Toward stickiness

Getting the word out is easy to measure and exciting as well.

Focusing on this misses the point.

You might be able to get a song played on the radio, but will the song motivate listeners to show up at the concert?

The math is simple: You can’t build a freelance career or a restaurant or a medical practice on one-time interactions. Charities that fundraise a few dollars at a time, door to door, pitching strangers… they have a rough road.

The hype and the tension and the promo work for a while, but they aren’t sustainable.

Which means, “this might not be for you,” isn’t a problem, it’s a feature.

We’re not looking for everyone, we’re looking for someone. launched about two weeks ago. The sign up page is really clear about what it is and what it’s for, and it’s thrilling to see that only a third of the people who signed up dropped out.

A third? That’s thrilling?

Yes. Because when only 35% of the people trying something in good faith say, “it’s not for me,” you are on your way to finding the people it is for.

People who would miss what you do if you stopped offering it. People who seek connection or possibility or whatever change it is you bring to the world.

Stickiness isn’t a hack. It’s a sign of enrollment. People who want to go where you’d like to take them.

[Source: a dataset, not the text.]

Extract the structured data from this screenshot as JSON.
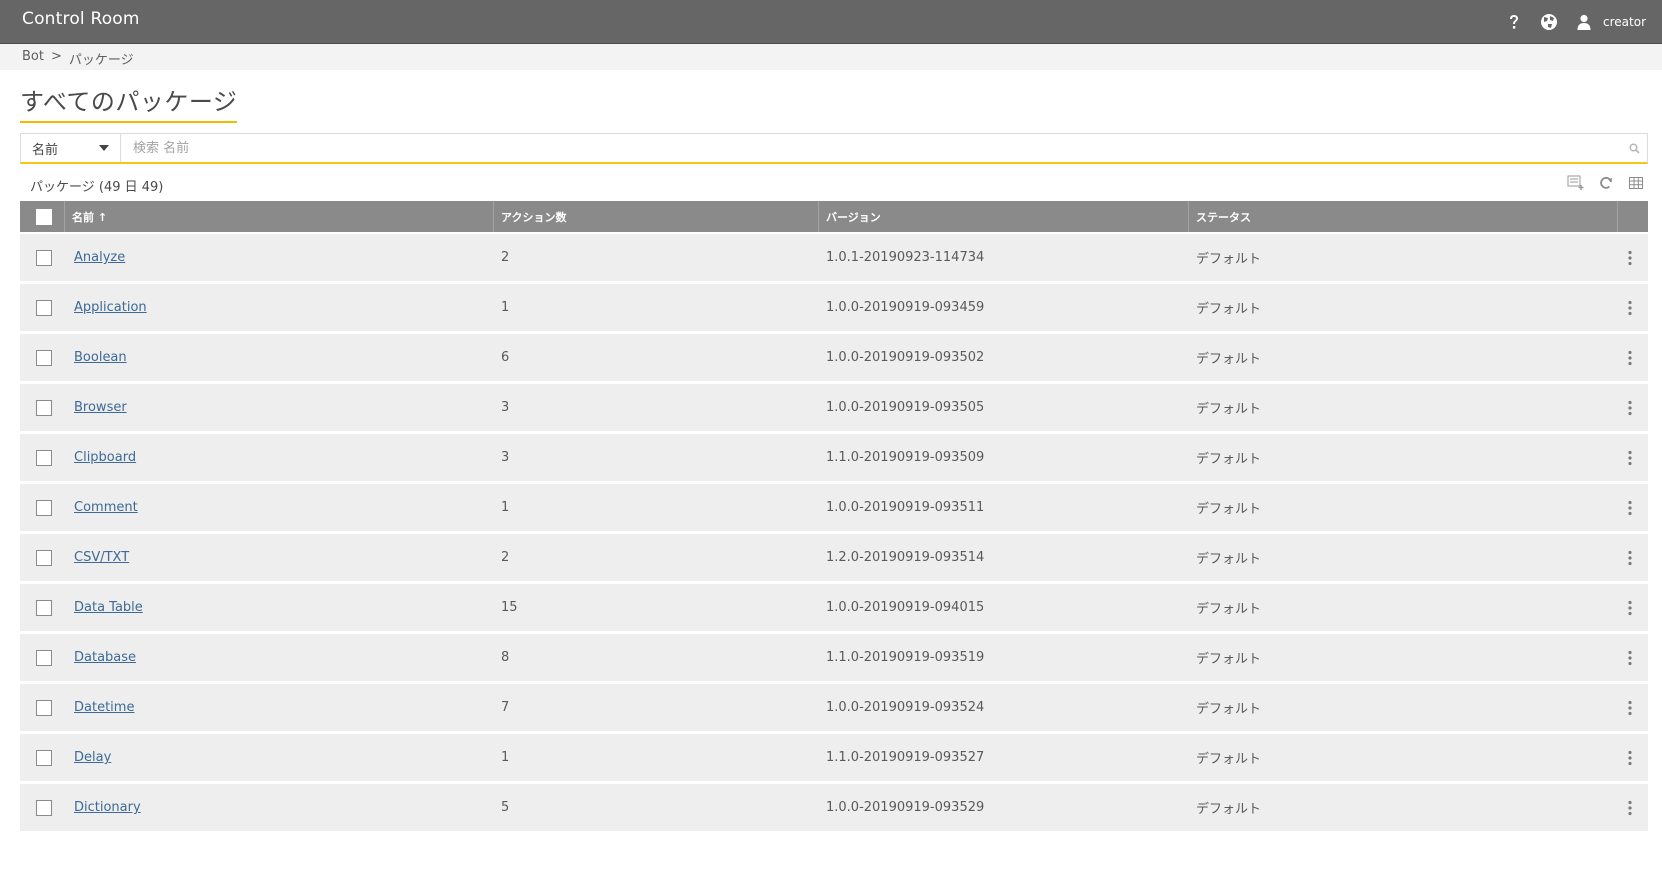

Opening weekend box office and the ratings of your first episode are interesting, but only because they create the possibility that next week, some folks might be back.